* [THE TASK] Quote the records that follow in full and exactly; leave out the pictures.

··· MATERIAL FOR THIS EXERCISE

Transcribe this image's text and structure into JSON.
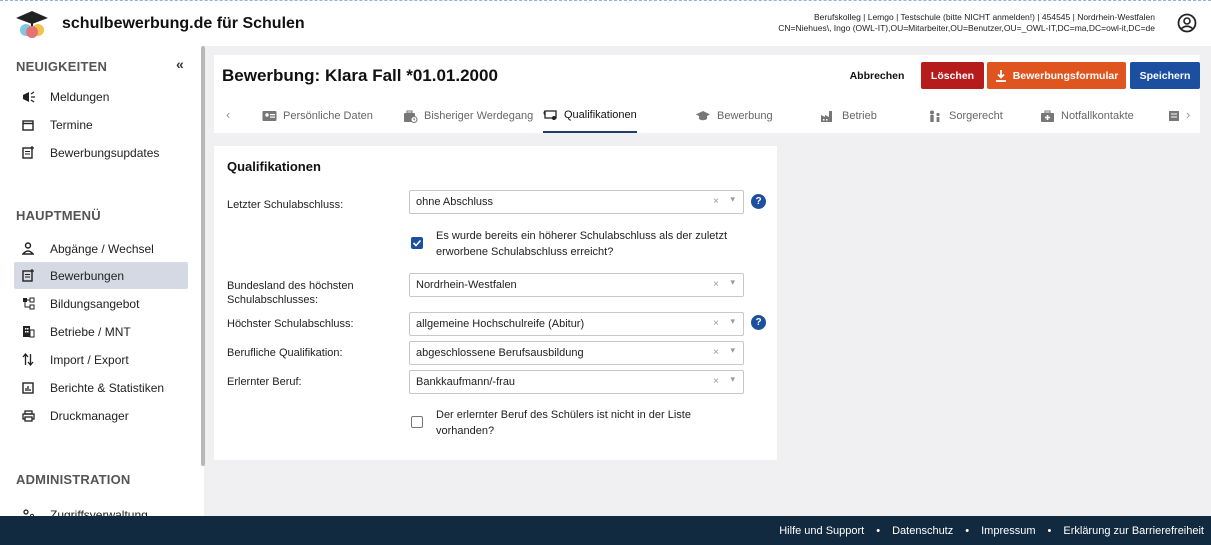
{
  "app": {
    "title": "schulbewerbung.de für Schulen",
    "user_line1": "Berufskolleg | Lemgo | Testschule (bitte NICHT anmelden!) | 454545 | Nordrhein-Westfalen",
    "user_line2": "CN=Niehues\\, Ingo (OWL-IT),OU=Mitarbeiter,OU=Benutzer,OU=_OWL-IT,DC=ma,DC=owl-it,DC=de"
  },
  "sidebar": {
    "news_heading": "NEUIGKEITEN",
    "collapse_glyph": "«",
    "news_items": [
      {
        "label": "Meldungen",
        "icon": "megaphone-icon"
      },
      {
        "label": "Termine",
        "icon": "calendar-icon"
      },
      {
        "label": "Bewerbungsupdates",
        "icon": "update-icon"
      }
    ],
    "main_heading": "HAUPTMENÜ",
    "main_items": [
      {
        "label": "Abgänge / Wechsel",
        "icon": "person-icon"
      },
      {
        "label": "Bewerbungen",
        "icon": "application-icon",
        "active": true
      },
      {
        "label": "Bildungsangebot",
        "icon": "hierarchy-icon"
      },
      {
        "label": "Betriebe / MNT",
        "icon": "building-icon"
      },
      {
        "label": "Import / Export",
        "icon": "import-export-icon"
      },
      {
        "label": "Berichte & Statistiken",
        "icon": "chart-icon"
      },
      {
        "label": "Druckmanager",
        "icon": "printer-icon"
      }
    ],
    "admin_heading": "ADMINISTRATION",
    "admin_items": [
      {
        "label": "Zugriffsverwaltung",
        "icon": "users-key-icon"
      }
    ]
  },
  "header": {
    "title": "Bewerbung: Klara Fall *01.01.2000",
    "cancel_label": "Abbrechen",
    "delete_label": "Löschen",
    "form_label": "Bewerbungsformular",
    "save_label": "Speichern"
  },
  "tabs": [
    {
      "label": "Persönliche Daten",
      "icon": "id-card-icon"
    },
    {
      "label": "Bisheriger Werdegang",
      "icon": "history-icon"
    },
    {
      "label": "Qualifikationen",
      "icon": "diploma-icon",
      "active": true
    },
    {
      "label": "Bewerbung",
      "icon": "graduation-cap-icon"
    },
    {
      "label": "Betrieb",
      "icon": "factory-icon"
    },
    {
      "label": "Sorgerecht",
      "icon": "family-icon"
    },
    {
      "label": "Notfallkontakte",
      "icon": "first-aid-icon"
    }
  ],
  "form": {
    "title": "Qualifikationen",
    "last_degree_label": "Letzter Schulabschluss:",
    "last_degree_value": "ohne Abschluss",
    "higher_degree_checkbox": {
      "checked": true,
      "text": "Es wurde bereits ein höherer Schulabschluss als der zuletzt erworbene Schulabschluss erreicht?"
    },
    "state_label": "Bundesland des höchsten Schulabschlusses:",
    "state_value": "Nordrhein-Westfalen",
    "highest_degree_label": "Höchster Schulabschluss:",
    "highest_degree_value": "allgemeine Hochschulreife (Abitur)",
    "vocational_label": "Berufliche Qualifikation:",
    "vocational_value": "abgeschlossene Berufsausbildung",
    "profession_label": "Erlernter Beruf:",
    "profession_value": "Bankkaufmann/-frau",
    "profession_missing_checkbox": {
      "checked": false,
      "text": "Der erlernter Beruf des Schülers ist nicht in der Liste vorhanden?"
    },
    "clear_glyph": "×",
    "caret_glyph": "▾",
    "help_glyph": "?"
  },
  "footer": {
    "links": [
      "Hilfe und Support",
      "Datenschutz",
      "Impressum",
      "Erklärung zur Barrierefreiheit"
    ],
    "separator": "•"
  },
  "colors": {
    "danger": "#b71c1c",
    "orange": "#e0541f",
    "primary": "#1c4fa0",
    "footer": "#112a40"
  }
}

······

* [WRITTEN SOLUTION]
Transcribe this image's text and structure into JSON.
{
  "app": {
    "title": "schulbewerbung.de für Schulen",
    "user_line1": "Berufskolleg | Lemgo | Testschule (bitte NICHT anmelden!) | 454545 | Nordrhein-Westfalen",
    "user_line2": "CN=Niehues\\, Ingo (OWL-IT),OU=Mitarbeiter,OU=Benutzer,OU=_OWL-IT,DC=ma,DC=owl-it,DC=de"
  },
  "sidebar": {
    "news_heading": "NEUIGKEITEN",
    "collapse_glyph": "«",
    "news_items": [
      {
        "label": "Meldungen",
        "icon": "megaphone-icon"
      },
      {
        "label": "Termine",
        "icon": "calendar-icon"
      },
      {
        "label": "Bewerbungsupdates",
        "icon": "update-icon"
      }
    ],
    "main_heading": "HAUPTMENÜ",
    "main_items": [
      {
        "label": "Abgänge / Wechsel",
        "icon": "person-icon"
      },
      {
        "label": "Bewerbungen",
        "icon": "application-icon",
        "active": true
      },
      {
        "label": "Bildungsangebot",
        "icon": "hierarchy-icon"
      },
      {
        "label": "Betriebe / MNT",
        "icon": "building-icon"
      },
      {
        "label": "Import / Export",
        "icon": "import-export-icon"
      },
      {
        "label": "Berichte & Statistiken",
        "icon": "chart-icon"
      },
      {
        "label": "Druckmanager",
        "icon": "printer-icon"
      }
    ],
    "admin_heading": "ADMINISTRATION",
    "admin_items": [
      {
        "label": "Zugriffsverwaltung",
        "icon": "users-key-icon"
      }
    ]
  },
  "header": {
    "title": "Bewerbung: Klara Fall *01.01.2000",
    "cancel_label": "Abbrechen",
    "delete_label": "Löschen",
    "form_label": "Bewerbungsformular",
    "save_label": "Speichern"
  },
  "tabs": [
    {
      "label": "Persönliche Daten",
      "icon": "id-card-icon"
    },
    {
      "label": "Bisheriger Werdegang",
      "icon": "history-icon"
    },
    {
      "label": "Qualifikationen",
      "icon": "diploma-icon",
      "active": true
    },
    {
      "label": "Bewerbung",
      "icon": "graduation-cap-icon"
    },
    {
      "label": "Betrieb",
      "icon": "factory-icon"
    },
    {
      "label": "Sorgerecht",
      "icon": "family-icon"
    },
    {
      "label": "Notfallkontakte",
      "icon": "first-aid-icon"
    }
  ],
  "form": {
    "title": "Qualifikationen",
    "last_degree_label": "Letzter Schulabschluss:",
    "last_degree_value": "ohne Abschluss",
    "higher_degree_checkbox": {
      "checked": true,
      "text": "Es wurde bereits ein höherer Schulabschluss als der zuletzt erworbene Schulabschluss erreicht?"
    },
    "state_label": "Bundesland des höchsten Schulabschlusses:",
    "state_value": "Nordrhein-Westfalen",
    "highest_degree_label": "Höchster Schulabschluss:",
    "highest_degree_value": "allgemeine Hochschulreife (Abitur)",
    "vocational_label": "Berufliche Qualifikation:",
    "vocational_value": "abgeschlossene Berufsausbildung",
    "profession_label": "Erlernter Beruf:",
    "profession_value": "Bankkaufmann/-frau",
    "profession_missing_checkbox": {
      "checked": false,
      "text": "Der erlernter Beruf des Schülers ist nicht in der Liste vorhanden?"
    },
    "clear_glyph": "×",
    "caret_glyph": "▾",
    "help_glyph": "?"
  },
  "footer": {
    "links": [
      "Hilfe und Support",
      "Datenschutz",
      "Impressum",
      "Erklärung zur Barrierefreiheit"
    ],
    "separator": "•"
  },
  "colors": {
    "danger": "#b71c1c",
    "orange": "#e0541f",
    "primary": "#1c4fa0",
    "footer": "#112a40"
  }
}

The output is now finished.